However, he said that the guidance was not clear on how to deal with "legacy problems", such as how to manage the transfer of outsourced employees back into a public sector scheme if the benefits available under that scheme had since deteriorated. Staff that have already transferred out of the public sector under the old Fair Deal policy will generally be entitled to return to their old public sector pension scheme when their contracts are retendered, although contracting authorities will be able to consider these arrangements on a case by case basis.
The Fair Deal policy provides that staff whose roles are outsourced to the private sector will continue to receive similar pensions to their public sector colleagues. It applies when staff are transferred out of central government departments, agencies, the NHS, maintained schools which are not covered under local government arrangements and other parts of the public sector under the control of government ministers. It does not apply to local government employees, which are subject to separate statutory arrangements.
Under the guidance, the new Fair Deal applies when staff who are members of a public service scheme are transferred to an independent contractor under the Transfer of Undertakings (Protection of Employment) Regulations (TUPE). It will also apply if staff are transferred to a public service mutual or other new models of public service delivery, whether or not TUPE applies. These staff should continue to be members of the public service scheme they were members of immediately before transfer, subject to the eligibility criteria of that scheme.
Transferred staff will continue to be eligible for membership of the public service pension scheme as long as they remain continuously employed as part of the outsourced service. They should also continue to be eligible following any subsequent compulsory transfer. Employees that were eligible to be members of the public service scheme before transfer but were not active members should continue to be eligible to join the scheme post-transfer, as long as they are enrolled back into the scheme on the day the new employment begins.
According to the guidance, employers may be allowed to continue to offer a 'broadly comparable' scheme, as under the original Fair Deal, instead of access to a public service scheme, in certain circumstances. These include where the current contract holder has a contractual obligation to offer this scheme, or where procurement law prevents the contracting authority from requiring the bidder to offer access to the public sector scheme.
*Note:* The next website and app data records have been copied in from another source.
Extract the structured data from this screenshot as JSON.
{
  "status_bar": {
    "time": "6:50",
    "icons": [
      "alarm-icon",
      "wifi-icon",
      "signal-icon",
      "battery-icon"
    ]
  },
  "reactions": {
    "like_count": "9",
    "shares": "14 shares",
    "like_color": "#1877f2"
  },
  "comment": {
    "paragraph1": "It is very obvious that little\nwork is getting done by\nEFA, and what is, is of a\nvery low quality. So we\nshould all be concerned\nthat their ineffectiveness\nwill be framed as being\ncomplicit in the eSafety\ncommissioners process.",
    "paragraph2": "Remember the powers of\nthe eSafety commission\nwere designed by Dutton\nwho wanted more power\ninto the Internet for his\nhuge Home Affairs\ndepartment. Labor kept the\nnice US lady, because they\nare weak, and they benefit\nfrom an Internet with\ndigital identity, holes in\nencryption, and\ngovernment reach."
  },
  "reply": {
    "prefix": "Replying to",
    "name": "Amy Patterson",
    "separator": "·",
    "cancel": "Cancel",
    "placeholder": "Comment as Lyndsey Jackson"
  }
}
The final guidance also extends the right to participate in a public sector pension scheme to staff at maintained schools, including academies, unless covered under local government arrangements. Pensions expert Nick Stones said that this change, which was not proposed as part of the Government's consultation exercise, could prove difficult to enforce.
"Fair Deal is not the law, but rather a statement of good practice; and it is expensive to comply with," he said. "This is easy to enforce where contracts are controlled by central government, where funding can simply be withdrawn in cases of non-compliance, but it remains to be seen how autonomous academies will implement the policy."
Stones also pointed out that the revised Fair Deal could make work for central government more attractive than work for local government to charitable and not-for-profit bodies. This was because these entities would be taking on a smaller share of the risks of providing employee pensions under the Fair Deal than under the Best Value guidance, which governs the participation of contracted-out employers in the Local Government Pension Scheme (LGPS).
"Employers can address these risks as part of the outsourcing contract, if they have the commercial savvy to do so," Stones said. "However, this is less likely to be the case where charitable and not-for-profit entities are concerned."
The new guidance comes into immediate effect and should be reflected in procurement practices as soon as possible, unless adopting it where an existing procurement is already at an advanced stage would cause the contract to be terminated or delayed. In these cases, the old Fair Deal guidance should continue to apply. It must be followed in all cases from April 2015.